Related: The 7 Worst Mistakes Companies Make When Laying Off Employees
Eliminating bias and discrimination in reorganization
DEIB leaders' bread and butter is shining a light on the truths that are often overlooked in business decisions: We have a unique purview that enables us to offer meaningful perspective to leaders developing a role elimination process sans bias and to develop a framework that works for the business at that time. The earlier the DEIB leader is brought into the decision-making process, the better.
For example, at my company, we mapped the current roles against business priorities to determine which to eliminate. Stripping these decisions of unconscious bias by removing names, tenure or other details about individual employees was central to this approach. Like many of my peers, I warn leaders about the risks of inadvertently eliminating roles in a way that creates a homogenous organization; if people aren't asking the right questions, looking at the right data or conducting adverse impact analyses, layoffs in the industry may eliminate large swaths of underrepresented workers: women, people reentering the workforce, veterans and BIPOC employees, to name a few groups.
Improving transparency and support
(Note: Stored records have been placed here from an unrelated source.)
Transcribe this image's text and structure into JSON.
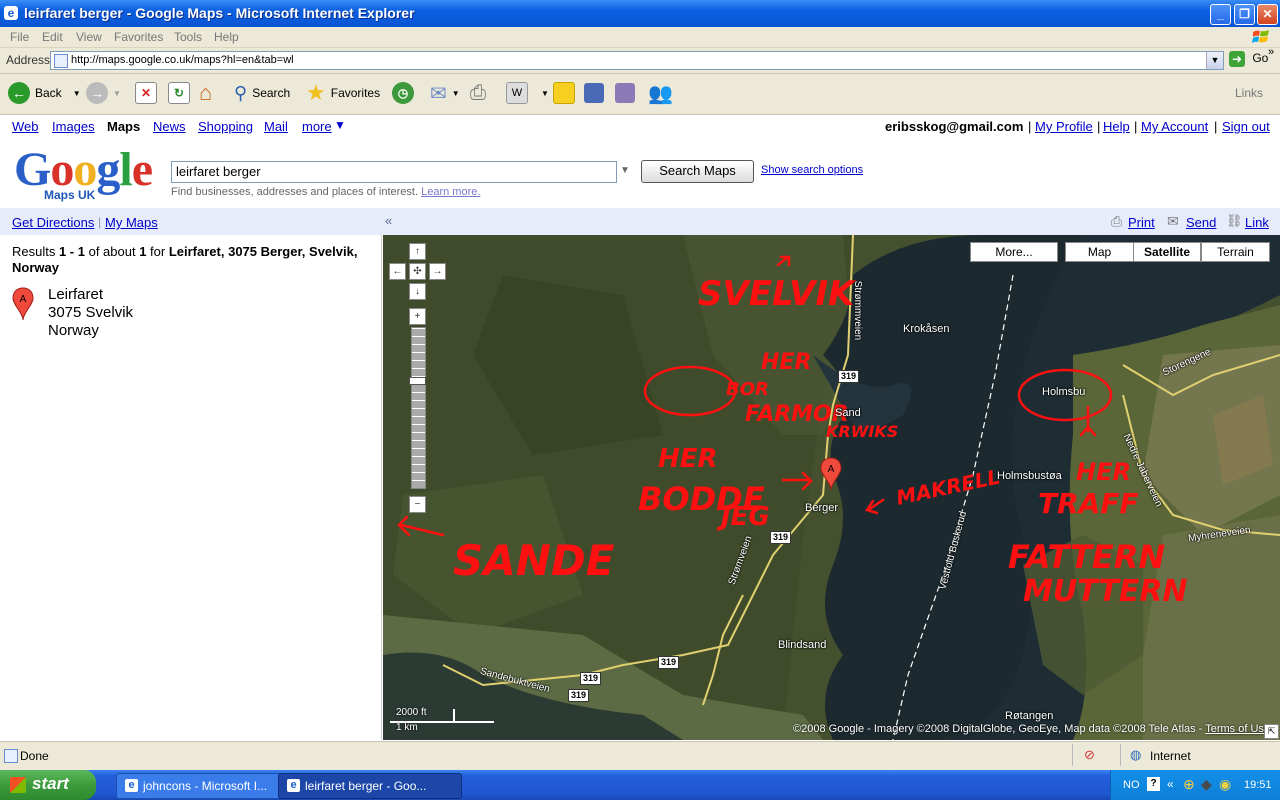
{
  "window": {
    "title": "leirfaret berger - Google Maps - Microsoft Internet Explorer"
  },
  "menu": [
    "File",
    "Edit",
    "View",
    "Favorites",
    "Tools",
    "Help"
  ],
  "address": {
    "label": "Address",
    "url": "http://maps.google.co.uk/maps?hl=en&tab=wl",
    "go": "Go"
  },
  "toolbar": {
    "back": "Back",
    "search": "Search",
    "favorites": "Favorites",
    "links": "Links"
  },
  "gnav": {
    "items": [
      "Web",
      "Images",
      "Maps",
      "News",
      "Shopping",
      "Mail",
      "more"
    ],
    "user": "eribsskog@gmail.com",
    "right_links": [
      "My Profile",
      "Help",
      "My Account",
      "Sign out"
    ]
  },
  "logo": {
    "text": "Google",
    "sub": "Maps UK"
  },
  "search": {
    "value": "leirfaret berger",
    "button": "Search Maps",
    "options": "Show search options",
    "hint": "Find businesses, addresses and places of interest.",
    "learn_more": "Learn more."
  },
  "dirbar": {
    "directions": "Get Directions",
    "mymaps": "My Maps",
    "print": "Print",
    "send": "Send",
    "link": "Link"
  },
  "results": {
    "summary_pre": "Results ",
    "range": "1 - 1",
    "of_about": " of about ",
    "count": "1",
    "for": " for ",
    "query": "Leirfaret, 3075 Berger, Svelvik, Norway",
    "item": {
      "marker": "A",
      "name": "Leirfaret",
      "line2": "3075 Svelvik",
      "line3": "Norway"
    }
  },
  "map": {
    "types": {
      "more": "More...",
      "map": "Map",
      "satellite": "Satellite",
      "terrain": "Terrain"
    },
    "places": [
      "Krokåsen",
      "Sand",
      "Holmsbu",
      "Holmsbustøa",
      "Berger",
      "Blindsand",
      "Røtangen",
      "Strømmveien",
      "Storengene",
      "Nedre Jaberveien",
      "Myhreneveien",
      "Strømveien",
      "Sandebuktveien",
      "Vestfold Buskerud"
    ],
    "route_shields": [
      "319",
      "319",
      "319",
      "319",
      "319"
    ],
    "scale": {
      "ft": "2000 ft",
      "km": "1 km"
    },
    "copyright": "©2008 Google - Imagery ©2008 DigitalGlobe, GeoEye, Map data ©2008 Tele Atlas - ",
    "terms": "Terms of Use",
    "marker": "A",
    "annotations": [
      "SVELVIK",
      "HER",
      "BOR",
      "FARMOR",
      "KRWIKS",
      "HER",
      "BODDE",
      "JEG",
      "MAKRELL",
      "HER",
      "TRAFF",
      "FATTERN",
      "MUTTERN",
      "SANDE"
    ]
  },
  "status": {
    "text": "Done",
    "zone": "Internet"
  },
  "taskbar": {
    "start": "start",
    "tasks": [
      "johncons - Microsoft I...",
      "leirfaret berger - Goo..."
    ],
    "lang": "NO",
    "time": "19:51"
  }
}
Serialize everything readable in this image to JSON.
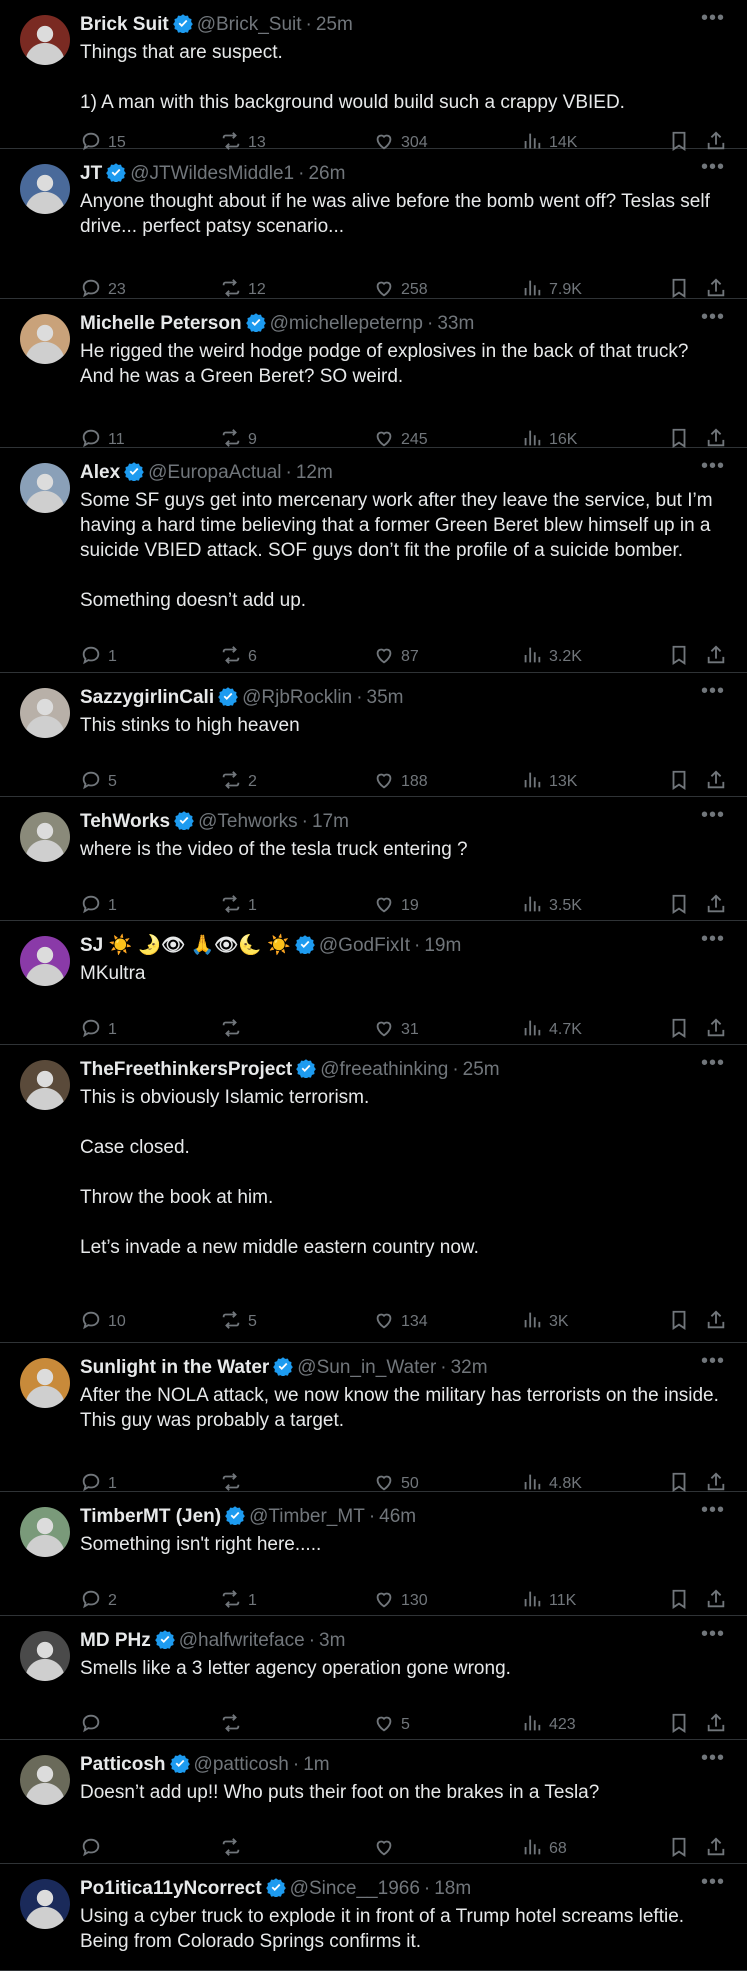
{
  "colors": {
    "background": "#000000",
    "text": "#e7e9ea",
    "muted": "#71767b",
    "verified": "#1d9bf0",
    "divider": "#2f3336"
  },
  "icons": {
    "reply": "reply-icon",
    "retweet": "retweet-icon",
    "like": "heart-icon",
    "views": "views-icon",
    "bookmark": "bookmark-icon",
    "share": "share-icon",
    "more": "more-icon",
    "verified": "verified-badge-icon"
  },
  "tweets": [
    {
      "name": "Brick Suit",
      "handle": "@Brick_Suit",
      "time": "25m",
      "body": [
        "Things that are suspect.",
        "",
        "1) A man with this background would build such a crappy VBIED."
      ],
      "replies": "15",
      "retweets": "13",
      "likes": "304",
      "views": "14K",
      "avatar_color": "#7a2a22"
    },
    {
      "name": "JT",
      "handle": "@JTWildesMiddle1",
      "time": "26m",
      "body": [
        "Anyone thought about if he was alive before the bomb went off? Teslas self drive... perfect patsy scenario..."
      ],
      "replies": "23",
      "retweets": "12",
      "likes": "258",
      "views": "7.9K",
      "avatar_color": "#4a6a9a"
    },
    {
      "name": "Michelle Peterson",
      "handle": "@michellepeternp",
      "time": "33m",
      "body": [
        "He rigged the weird hodge podge of explosives in the back of that truck? And he was a Green Beret? SO weird."
      ],
      "replies": "11",
      "retweets": "9",
      "likes": "245",
      "views": "16K",
      "avatar_color": "#c9a27a"
    },
    {
      "name": "Alex",
      "handle": "@EuropaActual",
      "time": "12m",
      "body": [
        "Some SF guys get into mercenary work after they leave the service, but I’m having a hard time believing that a former Green Beret blew himself up in a suicide VBIED attack. SOF guys don’t fit the profile of a suicide bomber.",
        "",
        "Something doesn’t add up."
      ],
      "replies": "1",
      "retweets": "6",
      "likes": "87",
      "views": "3.2K",
      "avatar_color": "#8aa0b8"
    },
    {
      "name": "SazzygirlinCali",
      "handle": "@RjbRocklin",
      "time": "35m",
      "body": [
        "This stinks to high heaven"
      ],
      "replies": "5",
      "retweets": "2",
      "likes": "188",
      "views": "13K",
      "avatar_color": "#b8b0a8"
    },
    {
      "name": "TehWorks",
      "handle": "@Tehworks",
      "time": "17m",
      "body": [
        "where is the video of the tesla truck entering ?"
      ],
      "replies": "1",
      "retweets": "1",
      "likes": "19",
      "views": "3.5K",
      "avatar_color": "#8a8a7a"
    },
    {
      "name": "SJ ☀️ 🌛👁 🙏👁🌜 ☀️",
      "handle": "@GodFixIt",
      "time": "19m",
      "body": [
        "MKultra"
      ],
      "replies": "1",
      "retweets": "",
      "likes": "31",
      "views": "4.7K",
      "avatar_color": "#8a3aa8"
    },
    {
      "name": "TheFreethinkersProject",
      "handle": "@freeathinking",
      "time": "25m",
      "body": [
        "This is obviously Islamic terrorism.",
        "",
        "Case closed.",
        "",
        "Throw the book at him.",
        "",
        "Let’s invade a new middle eastern country now."
      ],
      "replies": "10",
      "retweets": "5",
      "likes": "134",
      "views": "3K",
      "avatar_color": "#5a4a3a"
    },
    {
      "name": "Sunlight in the Water",
      "handle": "@Sun_in_Water",
      "time": "32m",
      "body": [
        "After the NOLA attack, we now know the military has terrorists on the inside. This guy was probably a target."
      ],
      "replies": "1",
      "retweets": "",
      "likes": "50",
      "views": "4.8K",
      "avatar_color": "#c88a3a"
    },
    {
      "name": "TimberMT (Jen)",
      "handle": "@Timber_MT",
      "time": "46m",
      "body": [
        "Something isn't right here....."
      ],
      "replies": "2",
      "retweets": "1",
      "likes": "130",
      "views": "11K",
      "avatar_color": "#7a9a7a"
    },
    {
      "name": "MD PHz",
      "handle": "@halfwriteface",
      "time": "3m",
      "body": [
        "Smells like a 3 letter agency operation gone wrong."
      ],
      "replies": "",
      "retweets": "",
      "likes": "5",
      "views": "423",
      "avatar_color": "#4a4a4a"
    },
    {
      "name": "Patticosh",
      "handle": "@patticosh",
      "time": "1m",
      "body": [
        "Doesn’t add up!! Who puts their foot on the brakes in a Tesla?"
      ],
      "replies": "",
      "retweets": "",
      "likes": "",
      "views": "68",
      "avatar_color": "#6a6a5a"
    },
    {
      "name": "Po1itica11yNcorrect",
      "handle": "@Since__1966",
      "time": "18m",
      "body": [
        "Using a cyber truck to explode it in front of a Trump hotel screams leftie. Being from Colorado Springs confirms it."
      ],
      "replies": "",
      "retweets": "",
      "likes": "",
      "views": "",
      "avatar_color": "#1a2a5a"
    }
  ]
}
DEIB leaders can help leaders communicate the news to employees empathetically, appropriately and transparently. Poorly written or delivered communications from executive leadership leave remaining employees sour and make departing employees feel unappreciated among the many other emotions that come with layoffs. Layoffs are unfortunate and heartbreaking; there's no other way to slice it. But internal communication is key, and handling the news delicately — for example, prioritizing one-on-one, face-to-face conversations and preserving team communication channels — can keep backlash and blows to culture to a minimum.
Related: 8 Effective Tips for Conducting Layoffs
Facilitating support for departing employees
DEIB leaders are also experts in what types of benefits and support are important to the employees being let go (based on their roles, the market and the resources available) and can serve as a resource in operationalizing these initiatives. From determining appropriate severance timelines to offering outplacement services to allowing former employees to keep their company laptops, there are many considerations that other leaders may overlook.
Preserving culture and progress — and re-committing to DEIB
Companies are in a tough spot when emotions following layoffs are still raw. How they manage this time can make or break company growth in the long run. Employees will look to leaders for transparency and accountability related to corporate diversity and so will job-seekers. The experiences that remaining and laid-off employees have after a workforce reduction speak volumes about the DEIB commitment level of the organization and help solidify its place in the talent market. DEIB leaders can help executive leadership make their commitments to diversity clear and facilitate re-commitments in the wake of layoffs.
There's no "one-size-fits-all" way to do layoffs, but when companies have to, those that are facilitated transparently, equitably and as thoughtfully as possible are more likely to be set up for near- and long-term success. Companies need to preserve the efforts they've invested in, and DEIB practitioners are an asset for operationalizing and sustaining that in these difficult times.